The Chinese authorities have brought religions to the level of political conflicts between nations, and religious individuals are stringently investigated as spies.
After house church Christian Li Zheng returned to China from Korea in June 2018, he received a summons from the National Security Division (NSD) of a city in eastern Shandong Province. The NSD repeatedly questioned him about what he was doing overseas, claiming that foreign influences were using religions to infiltrate China with the intention of stealing state secrets.
Li Zheng was warned that he mustn’t act as a religious spy. He was also given a tip not to leave the country again. But that wasn’t the end of it.
Three months later, in September, Li Zheng was questioned again by local government employees for a week about his activities in Korea. Even though Li Zheng had repeatedly told authorities that his trip had nothing to do with trying to uncover state secrets. Nevertheless, a government insider told Li Zheng that several different government departments wiretapped his communication devices.
In September 2018, Ms. Huang, a preacher from the Great Praise Church, a house church in a village under the jurisdiction of Nanyang city, in central China’s Henan Province, was taken away by police, twice, and interrogated. For reasons Ms. Huang knew not.
During the interrogation, the police station chief kept on insisting that she’d been making international phone calls when she hadn’t. That, of course, didn’t stop the authorities from prohibiting her from making international calls and restricting her communication rights.
“You recently contacted a Canadian on the phone. This is treason. You’re a spy selling out our country,” the police chief said to her, before asking straight up from whom she was receiving orders and where the church money was being kept.
Bitter Winter has received reports from other regions where Christians say police have investigated them for “espionage” and “fraternization with foreign forces.” One citizen got into trouble for visiting his children studying in Australia; another for talking on the phone with foreign Christians; yet another for receiving religious books sent over from Korea.
These trumped-up accusations of espionage are becoming increasingly common. One State Security Bureau (SSB) official even said that in his eyes, many underground Catholic priests are “spies” maintaining illicit foreign relations.
Why the CCP is treating every Christian as a spy can be found in various statements from party leaders.
Take the words of CCP Committee Secretary Liu of Yanzhuang town in Song county, under the jurisdiction of Luoyang city in Henan Province, who said in a statement at the opening of a religion conference on September 30, 2018: “Christianity is foreign. When foreigners invaded China, they began their infiltration with religion first. Throughout history, every time foreign states invaded China; they used religion to infiltrate us. Remember: love for the country comes before the love for religion.”
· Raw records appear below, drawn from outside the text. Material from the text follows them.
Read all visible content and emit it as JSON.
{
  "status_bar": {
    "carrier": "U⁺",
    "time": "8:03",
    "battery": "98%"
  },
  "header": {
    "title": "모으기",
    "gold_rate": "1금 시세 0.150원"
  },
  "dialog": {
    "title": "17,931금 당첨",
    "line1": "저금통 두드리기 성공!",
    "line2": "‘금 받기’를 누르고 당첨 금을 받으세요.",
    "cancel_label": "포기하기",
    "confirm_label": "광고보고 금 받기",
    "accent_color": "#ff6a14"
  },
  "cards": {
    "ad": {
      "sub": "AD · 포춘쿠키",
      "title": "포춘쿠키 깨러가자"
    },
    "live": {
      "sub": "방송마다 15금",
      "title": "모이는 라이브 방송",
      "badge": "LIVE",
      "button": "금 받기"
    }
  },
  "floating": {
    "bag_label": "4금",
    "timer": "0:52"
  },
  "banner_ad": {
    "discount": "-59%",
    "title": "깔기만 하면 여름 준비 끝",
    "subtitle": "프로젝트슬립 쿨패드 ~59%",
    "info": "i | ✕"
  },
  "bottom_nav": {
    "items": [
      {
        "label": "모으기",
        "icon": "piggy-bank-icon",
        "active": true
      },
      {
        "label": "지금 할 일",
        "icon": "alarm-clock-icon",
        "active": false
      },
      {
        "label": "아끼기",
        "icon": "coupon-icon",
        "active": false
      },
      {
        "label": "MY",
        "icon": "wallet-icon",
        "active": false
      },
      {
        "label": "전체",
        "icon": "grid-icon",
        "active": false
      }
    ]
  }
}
Bitter Winter received a copy of a “Religious Policy and Statute Information” document issued jointly by a district United Front Work Department (UFWD) and local Bureau of Religious Affairs in Jiaozuo city of Henan in 2018. The document reads: “Use of religion for infiltration refers to foreign enemy forces using religion to employ ‘Westernization’ and ‘disintegration’ strategies against China with the intent of winning over the masses and winning the ideological front. Foreign use of religion to infiltrate the country isn’t a religious issue, but rather a political one.”
This internal government document also indicates that officials believe the Internet will become a significant means of “religious infiltration” and that schools are prominent domains of religious infiltration. Prevention of religious groups and individuals from using charity activities for evangelism is another anti-infiltration task.
Reported by Xin Lu
(All names are pseudonyms.)